Exercise
Filter the entries and keep only the lines where the string "信息公开目录" appears.

Stored data
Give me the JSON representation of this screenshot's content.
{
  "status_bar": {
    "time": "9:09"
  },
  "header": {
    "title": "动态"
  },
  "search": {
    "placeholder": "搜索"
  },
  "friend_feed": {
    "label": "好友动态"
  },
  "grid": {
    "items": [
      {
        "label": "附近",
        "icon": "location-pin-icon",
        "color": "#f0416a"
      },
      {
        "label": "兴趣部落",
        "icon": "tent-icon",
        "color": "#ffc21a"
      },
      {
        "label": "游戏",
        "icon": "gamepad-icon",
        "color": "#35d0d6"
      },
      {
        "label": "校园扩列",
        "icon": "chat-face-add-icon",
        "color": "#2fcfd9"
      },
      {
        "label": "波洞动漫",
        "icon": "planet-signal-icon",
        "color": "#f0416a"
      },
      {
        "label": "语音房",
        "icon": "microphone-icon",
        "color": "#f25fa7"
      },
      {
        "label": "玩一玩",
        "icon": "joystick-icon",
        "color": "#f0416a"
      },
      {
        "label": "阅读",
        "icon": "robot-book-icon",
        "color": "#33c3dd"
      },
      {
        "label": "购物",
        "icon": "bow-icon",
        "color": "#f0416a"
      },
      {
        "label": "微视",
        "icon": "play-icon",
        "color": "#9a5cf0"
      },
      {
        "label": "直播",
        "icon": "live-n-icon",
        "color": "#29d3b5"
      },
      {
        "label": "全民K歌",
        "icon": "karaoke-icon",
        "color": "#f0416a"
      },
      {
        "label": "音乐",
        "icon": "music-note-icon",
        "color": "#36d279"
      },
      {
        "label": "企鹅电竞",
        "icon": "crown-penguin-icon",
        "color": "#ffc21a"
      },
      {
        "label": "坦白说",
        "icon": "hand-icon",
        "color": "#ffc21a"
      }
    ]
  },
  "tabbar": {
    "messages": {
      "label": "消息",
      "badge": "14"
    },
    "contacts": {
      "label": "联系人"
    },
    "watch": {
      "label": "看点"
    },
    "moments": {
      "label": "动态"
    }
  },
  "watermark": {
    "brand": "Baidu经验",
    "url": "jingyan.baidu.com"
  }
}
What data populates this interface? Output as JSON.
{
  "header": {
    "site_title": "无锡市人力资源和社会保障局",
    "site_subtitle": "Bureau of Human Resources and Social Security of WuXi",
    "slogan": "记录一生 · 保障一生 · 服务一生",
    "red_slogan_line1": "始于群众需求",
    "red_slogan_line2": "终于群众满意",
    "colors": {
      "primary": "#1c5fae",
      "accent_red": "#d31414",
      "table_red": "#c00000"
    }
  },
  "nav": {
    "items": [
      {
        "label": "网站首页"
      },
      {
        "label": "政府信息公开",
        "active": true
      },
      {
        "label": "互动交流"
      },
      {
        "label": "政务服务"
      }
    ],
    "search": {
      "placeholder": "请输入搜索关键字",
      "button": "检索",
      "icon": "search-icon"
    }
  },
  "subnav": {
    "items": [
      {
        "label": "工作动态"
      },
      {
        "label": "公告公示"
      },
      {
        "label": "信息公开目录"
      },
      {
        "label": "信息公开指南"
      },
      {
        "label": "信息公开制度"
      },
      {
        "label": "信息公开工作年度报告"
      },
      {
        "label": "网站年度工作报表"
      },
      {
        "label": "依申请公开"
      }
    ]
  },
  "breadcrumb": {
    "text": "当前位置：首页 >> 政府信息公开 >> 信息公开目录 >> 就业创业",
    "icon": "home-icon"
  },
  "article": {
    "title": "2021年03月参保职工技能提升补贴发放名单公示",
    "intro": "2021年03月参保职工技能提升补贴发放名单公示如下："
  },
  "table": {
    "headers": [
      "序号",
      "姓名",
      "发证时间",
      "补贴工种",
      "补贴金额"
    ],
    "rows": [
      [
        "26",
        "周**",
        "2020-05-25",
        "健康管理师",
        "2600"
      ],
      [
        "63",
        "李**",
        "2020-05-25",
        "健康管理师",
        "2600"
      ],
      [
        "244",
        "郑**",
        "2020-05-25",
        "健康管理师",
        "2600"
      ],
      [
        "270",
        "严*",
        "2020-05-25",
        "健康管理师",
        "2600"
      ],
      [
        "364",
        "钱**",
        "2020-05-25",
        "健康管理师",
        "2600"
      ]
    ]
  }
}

Task answer
        "label": "信息公开目录"
    "text": "当前位置：首页 >> 政府信息公开 >> 信息公开目录 >> 就业创业",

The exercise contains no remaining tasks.